These photos are typical of POWs held by the Japanese and do not specifically show Allen Armiger.  The POW Camp shown is typical and may not be any in which he was held.


POW Camp awaiting an air drop of supplies prior to liberation


[1] Family tree on Ancestry & England and Wales Birth Index 1916-2007 Vol.3b p.137 1919Q3 Brixworth, Northamptonshire

[2] England & Wales Marriage Index 1837-1915 Vol.3b p.317 1912Q4 Brixworth, Northamptonshire and Family tree in Ancestry

[3] 1939 England & Wales Register

[4] Ancestry website UK Allied Prisoners of War 1939-1945 – 2 references, one gives his service number as 5124

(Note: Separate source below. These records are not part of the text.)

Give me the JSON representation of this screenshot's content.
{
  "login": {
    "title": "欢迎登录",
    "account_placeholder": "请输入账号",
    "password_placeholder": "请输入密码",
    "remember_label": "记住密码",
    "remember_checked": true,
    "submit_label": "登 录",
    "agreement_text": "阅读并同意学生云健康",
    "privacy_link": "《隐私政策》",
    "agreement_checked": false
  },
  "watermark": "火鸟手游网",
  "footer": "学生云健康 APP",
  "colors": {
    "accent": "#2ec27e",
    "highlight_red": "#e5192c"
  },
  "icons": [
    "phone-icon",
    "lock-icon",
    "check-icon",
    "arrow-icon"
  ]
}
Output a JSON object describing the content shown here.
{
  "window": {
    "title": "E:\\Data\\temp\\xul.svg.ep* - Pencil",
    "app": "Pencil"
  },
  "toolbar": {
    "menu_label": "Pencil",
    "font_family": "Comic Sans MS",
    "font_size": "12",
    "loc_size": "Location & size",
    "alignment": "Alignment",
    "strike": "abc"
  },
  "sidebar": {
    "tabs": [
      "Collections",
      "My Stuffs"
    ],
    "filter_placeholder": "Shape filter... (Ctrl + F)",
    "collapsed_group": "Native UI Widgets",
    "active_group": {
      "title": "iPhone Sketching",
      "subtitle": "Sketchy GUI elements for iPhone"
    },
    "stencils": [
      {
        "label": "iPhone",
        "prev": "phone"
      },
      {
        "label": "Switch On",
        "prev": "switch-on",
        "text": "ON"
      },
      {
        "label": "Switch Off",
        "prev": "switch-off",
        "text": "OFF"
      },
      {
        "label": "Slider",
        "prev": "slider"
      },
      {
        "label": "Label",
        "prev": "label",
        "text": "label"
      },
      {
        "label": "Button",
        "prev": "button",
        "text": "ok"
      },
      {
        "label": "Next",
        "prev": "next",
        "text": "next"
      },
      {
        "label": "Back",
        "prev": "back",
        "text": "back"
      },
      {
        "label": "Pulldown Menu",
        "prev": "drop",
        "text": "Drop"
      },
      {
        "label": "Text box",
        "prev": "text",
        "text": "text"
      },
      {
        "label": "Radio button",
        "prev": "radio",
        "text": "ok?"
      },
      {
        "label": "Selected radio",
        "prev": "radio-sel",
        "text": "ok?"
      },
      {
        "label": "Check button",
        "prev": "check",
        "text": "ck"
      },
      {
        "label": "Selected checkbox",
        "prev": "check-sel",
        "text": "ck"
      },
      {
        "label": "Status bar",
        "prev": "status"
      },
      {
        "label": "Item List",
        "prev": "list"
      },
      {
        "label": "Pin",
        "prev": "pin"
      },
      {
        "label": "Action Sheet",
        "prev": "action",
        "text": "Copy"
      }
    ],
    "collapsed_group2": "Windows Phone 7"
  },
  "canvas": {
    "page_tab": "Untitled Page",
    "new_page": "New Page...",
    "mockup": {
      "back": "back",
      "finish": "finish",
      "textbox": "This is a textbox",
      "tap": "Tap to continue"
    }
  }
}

[5] Ancestry website

[6] See and The Recovery Team #56 Documents courtesy of Michael Dolder, archives file no.3601-1 [Hakodate POW Camp as of August 15 1945 p. 16 of 42.

[7] and




[11] Conversation with Gina Cox

[12] and The Recovery Team #56 Documents courtesy of Michael Dolder, archives file no.3601-1 Hakodate POW Camp as of August 15 1945 p. 16 of 42.

[13] Conversation with Gina Cox



[16] England & Wales Marriage Index 1916-2005 Vol.10a p.434 1946Q1 Durham Western

[17] 1939 England & Wales Register

[18] England & Wales Death Index 1916-2007 Vol.1a p.579 1947Q3 Durham Western

[19] England & Wales Marriage Index 1916-2005 Vol.1a p.1355 1972Q4 Durham South Western

[20] England & Wales Death Index 1916-2007 ref.C4D 4421C June 2002 Durham Western

[21] UK Electoral Registers 2003-2010